A writer stuck on a story lets the words carry her to a new page.
Portraits of distant relatives survive a married couple’s home reorganization, the subjects’ friendship in life an inspiration for the future.
Psychiatrist and art critic Deborah Kostianovsky explains why she can’t turn away from a portrait that terrifies her.
Composers John Cage and R. Murray Schafer sculpt sound into moments that evade on-demand consumption. What can we learn from these sonic environments?
“If you revisit the things that once interested you, you can return to that period of your life. It’s part of time’s relativity—how its span depends on the way you spend it—something the pandemic has made visible. Lockdown turns a day into an elevator ride, a walk to the store into months, the house still with dust on your return.”
“A deep black square can be an object or an opening. Sometimes you can get a surface so deep, rich, and black that it begins to contain an immense amount of space and light. Your perception begins to equivocate, reading it as both object and void.”
“What might be if he lived? What does it mean that his image is defined and further commoditized without his consent, by the same gatekeepers who contributed to the turbulence in his short life? And under these circumstances: who is art for?”

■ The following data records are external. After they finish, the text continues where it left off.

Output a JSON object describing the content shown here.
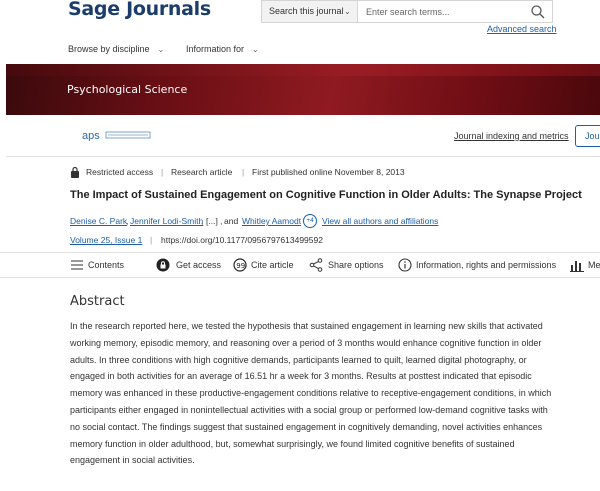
{
  "header": {
    "logo": "Sage Journals",
    "search_scope": "Search this journal",
    "search_placeholder": "Enter search terms...",
    "advanced_search": "Advanced search"
  },
  "nav": {
    "browse": "Browse by discipline",
    "information": "Information for"
  },
  "banner": {
    "title": "Psychological Science"
  },
  "journal": {
    "logo_text": "aps",
    "indexing_link": "Journal indexing and metrics",
    "journal_button": "Jou"
  },
  "meta": {
    "access": "Restricted access",
    "type": "Research article",
    "published": "First published online November 8, 2013"
  },
  "article": {
    "title": "The Impact of Sustained Engagement on Cognitive Function in Older Adults: The Synapse Project",
    "author1": "Denise C. Park",
    "author2": "Jennifer Lodi-Smith",
    "ellipsis": "[...]",
    "and": "and",
    "author3": "Whitley Aamodt",
    "more_count": "+4",
    "view_all": "View all authors and affiliations",
    "volume": "Volume 25, Issue 1",
    "doi": "https://doi.org/10.1177/0956797613499592"
  },
  "toolbar": {
    "contents": "Contents",
    "get_access": "Get access",
    "cite": "Cite article",
    "share": "Share options",
    "info": "Information, rights and permissions",
    "metrics": "Me"
  },
  "abstract": {
    "heading": "Abstract",
    "text": "In the research reported here, we tested the hypothesis that sustained engagement in learning new skills that activated working memory, episodic memory, and reasoning over a period of 3 months would enhance cognitive function in older adults. In three conditions with high cognitive demands, participants learned to quilt, learned digital photography, or engaged in both activities for an average of 16.51 hr a week for 3 months. Results at posttest indicated that episodic memory was enhanced in these productive-engagement conditions relative to receptive-engagement conditions, in which participants either engaged in nonintellectual activities with a social group or performed low-demand cognitive tasks with no social contact. The findings suggest that sustained engagement in cognitively demanding, novel activities enhances memory function in older adulthood, but, somewhat surprisingly, we found limited cognitive benefits of sustained engagement in social activities."
  },
  "colors": {
    "brand_navy": "#1c3d6b",
    "link_blue": "#1d5ea8",
    "banner_red": "#8f1a21"
  }
}
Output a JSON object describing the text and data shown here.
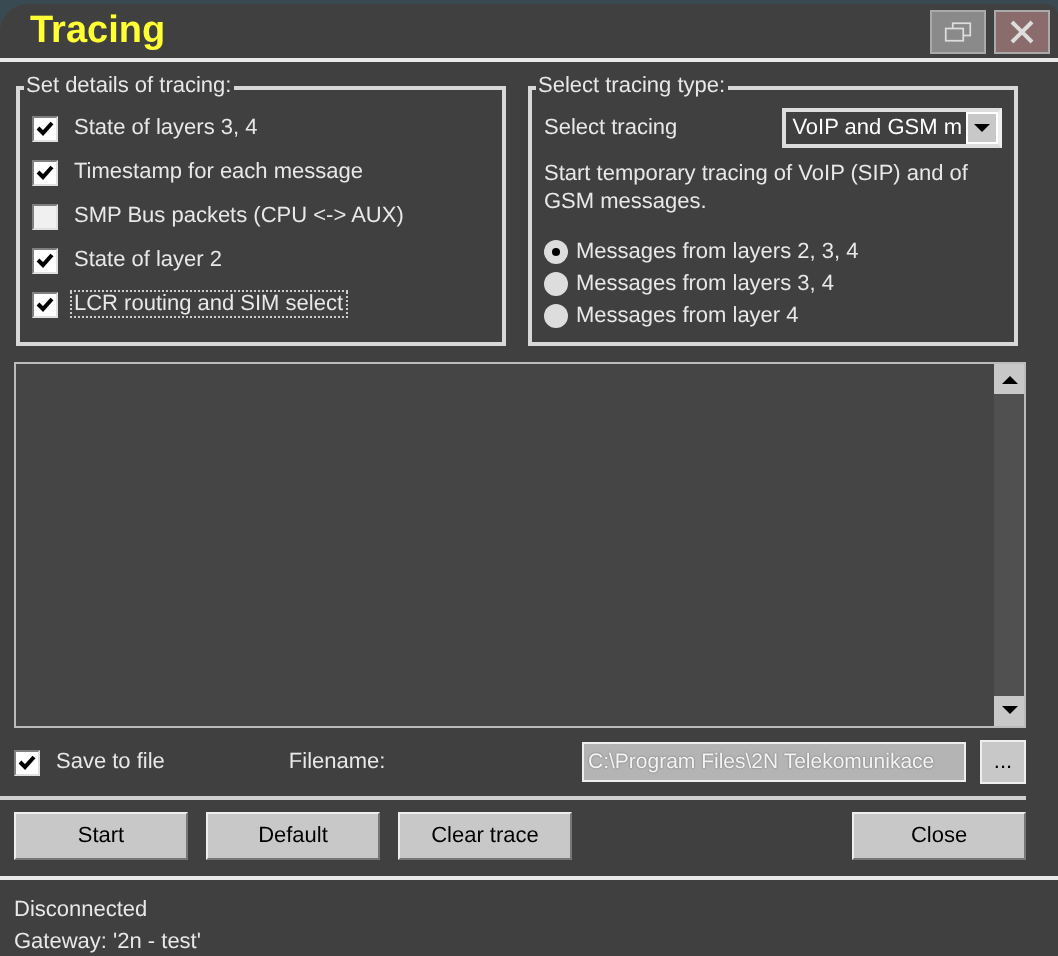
{
  "window": {
    "title": "Tracing"
  },
  "details": {
    "legend": "Set details of tracing:",
    "options": [
      {
        "label": "State of layers 3, 4",
        "checked": true,
        "focused": false
      },
      {
        "label": "Timestamp for each message",
        "checked": true,
        "focused": false
      },
      {
        "label": "SMP Bus packets (CPU <-> AUX)",
        "checked": false,
        "focused": false
      },
      {
        "label": "State of layer 2",
        "checked": true,
        "focused": false
      },
      {
        "label": "LCR routing and SIM select",
        "checked": true,
        "focused": true
      }
    ]
  },
  "tracing_type": {
    "legend": "Select tracing type:",
    "select_label": "Select tracing",
    "select_value": "VoIP and GSM m",
    "description": "Start temporary tracing of VoIP (SIP) and of GSM messages.",
    "options": [
      {
        "label": "Messages from layers 2, 3, 4",
        "selected": true
      },
      {
        "label": "Messages from layers 3, 4",
        "selected": false
      },
      {
        "label": "Messages from layer 4",
        "selected": false
      }
    ]
  },
  "save": {
    "label": "Save to file",
    "checked": true
  },
  "filename": {
    "label": "Filename:",
    "value": "C:\\Program Files\\2N Telekomunikace",
    "disabled": true
  },
  "browse_button": "...",
  "buttons": [
    "Start",
    "Default",
    "Clear trace",
    "Close"
  ],
  "status": [
    "Disconnected",
    "Gateway: '2n - test'"
  ]
}
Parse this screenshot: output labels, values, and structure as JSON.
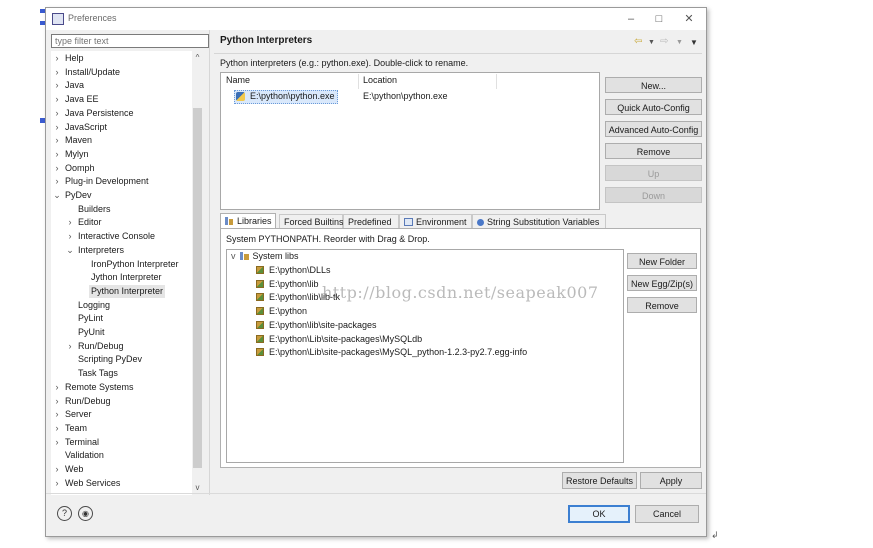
{
  "window": {
    "title": "Preferences"
  },
  "filter": {
    "placeholder": "type filter text"
  },
  "tree": [
    {
      "label": "Help",
      "level": 0,
      "twisty": ">"
    },
    {
      "label": "Install/Update",
      "level": 0,
      "twisty": ">"
    },
    {
      "label": "Java",
      "level": 0,
      "twisty": ">"
    },
    {
      "label": "Java EE",
      "level": 0,
      "twisty": ">"
    },
    {
      "label": "Java Persistence",
      "level": 0,
      "twisty": ">"
    },
    {
      "label": "JavaScript",
      "level": 0,
      "twisty": ">"
    },
    {
      "label": "Maven",
      "level": 0,
      "twisty": ">"
    },
    {
      "label": "Mylyn",
      "level": 0,
      "twisty": ">"
    },
    {
      "label": "Oomph",
      "level": 0,
      "twisty": ">"
    },
    {
      "label": "Plug-in Development",
      "level": 0,
      "twisty": ">"
    },
    {
      "label": "PyDev",
      "level": 0,
      "twisty": "v"
    },
    {
      "label": "Builders",
      "level": 1,
      "twisty": ""
    },
    {
      "label": "Editor",
      "level": 1,
      "twisty": ">"
    },
    {
      "label": "Interactive Console",
      "level": 1,
      "twisty": ">"
    },
    {
      "label": "Interpreters",
      "level": 1,
      "twisty": "v"
    },
    {
      "label": "IronPython Interpreter",
      "level": 2,
      "twisty": ""
    },
    {
      "label": "Jython Interpreter",
      "level": 2,
      "twisty": ""
    },
    {
      "label": "Python Interpreter",
      "level": 2,
      "twisty": "",
      "selected": true
    },
    {
      "label": "Logging",
      "level": 1,
      "twisty": ""
    },
    {
      "label": "PyLint",
      "level": 1,
      "twisty": ""
    },
    {
      "label": "PyUnit",
      "level": 1,
      "twisty": ""
    },
    {
      "label": "Run/Debug",
      "level": 1,
      "twisty": ">"
    },
    {
      "label": "Scripting PyDev",
      "level": 1,
      "twisty": ""
    },
    {
      "label": "Task Tags",
      "level": 1,
      "twisty": ""
    },
    {
      "label": "Remote Systems",
      "level": 0,
      "twisty": ">"
    },
    {
      "label": "Run/Debug",
      "level": 0,
      "twisty": ">"
    },
    {
      "label": "Server",
      "level": 0,
      "twisty": ">"
    },
    {
      "label": "Team",
      "level": 0,
      "twisty": ">"
    },
    {
      "label": "Terminal",
      "level": 0,
      "twisty": ">"
    },
    {
      "label": "Validation",
      "level": 0,
      "twisty": ""
    },
    {
      "label": "Web",
      "level": 0,
      "twisty": ">"
    },
    {
      "label": "Web Services",
      "level": 0,
      "twisty": ">"
    }
  ],
  "page": {
    "title": "Python Interpreters",
    "description": "Python interpreters (e.g.: python.exe).   Double-click to rename."
  },
  "interpreters": {
    "columns": [
      "Name",
      "Location"
    ],
    "rows": [
      {
        "name": "E:\\python\\python.exe",
        "location": "E:\\python\\python.exe"
      }
    ]
  },
  "side_buttons": [
    {
      "label": "New...",
      "enabled": true
    },
    {
      "label": "Quick Auto-Config",
      "enabled": true
    },
    {
      "label": "Advanced Auto-Config",
      "enabled": true
    },
    {
      "label": "Remove",
      "enabled": true
    },
    {
      "label": "Up",
      "enabled": false
    },
    {
      "label": "Down",
      "enabled": false
    }
  ],
  "tabs": [
    "Libraries",
    "Forced Builtins",
    "Predefined",
    "Environment",
    "String Substitution Variables"
  ],
  "libraries": {
    "caption": "System PYTHONPATH.   Reorder with Drag & Drop.",
    "root": "System libs",
    "paths": [
      "E:\\python\\DLLs",
      "E:\\python\\lib",
      "E:\\python\\lib\\lib-tk",
      "E:\\python",
      "E:\\python\\lib\\site-packages",
      "E:\\python\\Lib\\site-packages\\MySQLdb",
      "E:\\python\\Lib\\site-packages\\MySQL_python-1.2.3-py2.7.egg-info"
    ],
    "buttons": [
      "New Folder",
      "New Egg/Zip(s)",
      "Remove"
    ]
  },
  "watermark": "http://blog.csdn.net/seapeak007",
  "footer": {
    "restore_defaults": "Restore Defaults",
    "apply": "Apply",
    "ok": "OK",
    "cancel": "Cancel"
  },
  "colors": {
    "selection": "#d9e8fb",
    "default_button_border": "#3c7fd1"
  }
}
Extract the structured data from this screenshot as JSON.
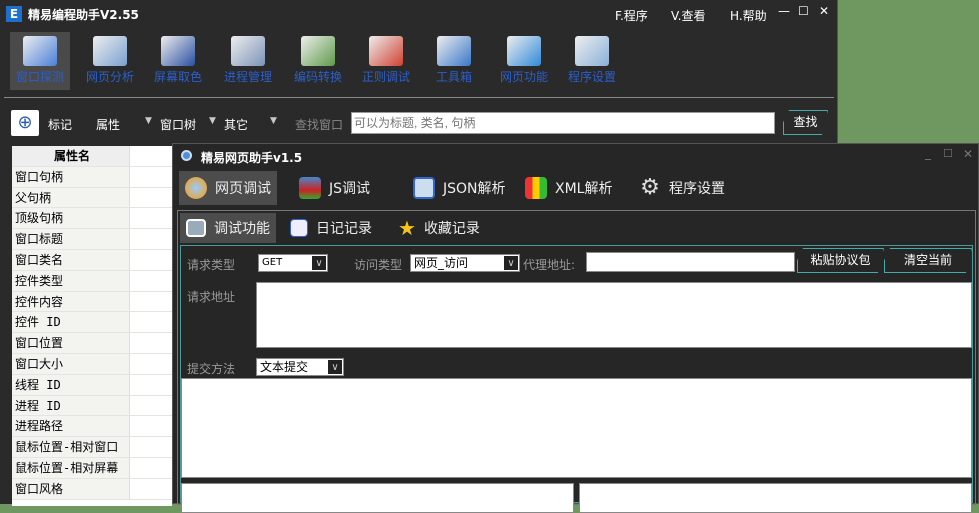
{
  "main": {
    "title": "精易编程助手V2.55",
    "menus": [
      "F.程序",
      "V.查看",
      "H.帮助"
    ],
    "tools": [
      {
        "label": "窗口探测",
        "color": "#4a7fd8"
      },
      {
        "label": "网页分析",
        "color": "#7aa0d0"
      },
      {
        "label": "屏幕取色",
        "color": "#2a4fa0"
      },
      {
        "label": "进程管理",
        "color": "#7b93b8"
      },
      {
        "label": "编码转换",
        "color": "#5e9a4a"
      },
      {
        "label": "正则调试",
        "color": "#d04030"
      },
      {
        "label": "工具箱",
        "color": "#3a78c8"
      },
      {
        "label": "网页功能",
        "color": "#2f8ad8"
      },
      {
        "label": "程序设置",
        "color": "#8ab0d8"
      }
    ],
    "search": {
      "mark": "标记",
      "attr": "属性",
      "tree": "窗口树",
      "other": "其它",
      "find_label": "查找窗口",
      "placeholder": "可以为标题, 类名, 句柄",
      "find_button": "查找"
    },
    "props": {
      "header": "属性名",
      "rows": [
        "窗口句柄",
        "父句柄",
        "顶级句柄",
        "窗口标题",
        "窗口类名",
        "控件类型",
        "控件内容",
        "控件 ID",
        "窗口位置",
        "窗口大小",
        "线程 ID",
        "进程 ID",
        "进程路径",
        "鼠标位置-相对窗口",
        "鼠标位置-相对屏幕",
        "窗口风格"
      ]
    }
  },
  "web": {
    "title": "精易网页助手v1.5",
    "tabs": [
      "网页调试",
      "JS调试",
      "JSON解析",
      "XML解析",
      "程序设置"
    ],
    "subtabs": [
      "调试功能",
      "日记记录",
      "收藏记录"
    ],
    "form": {
      "req_type_label": "请求类型",
      "req_type": "GET",
      "visit_type_label": "访问类型",
      "visit_type": "网页_访问",
      "proxy_label": "代理地址:",
      "proxy": "",
      "paste_button": "粘贴协议包",
      "clear_button": "清空当前",
      "url_label": "请求地址",
      "url": "",
      "submit_label": "提交方法",
      "submit": "文本提交"
    }
  }
}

“What could I make with antler?” I recalled the Lewis Chessmen and figured I could attempt to carve a set myself, although I’ve never worked with antler as a medium before. I had no pretensions that it would be even close to the famed Lewis set. In the end, the design was mine, a unique variant of classic.
From ‘Moby Dick’ to Frank Stella, a writer looks to art of the sea for inspiration.
The dream of visiting Harper Lee’s world leads to reconnecting with a grandmother.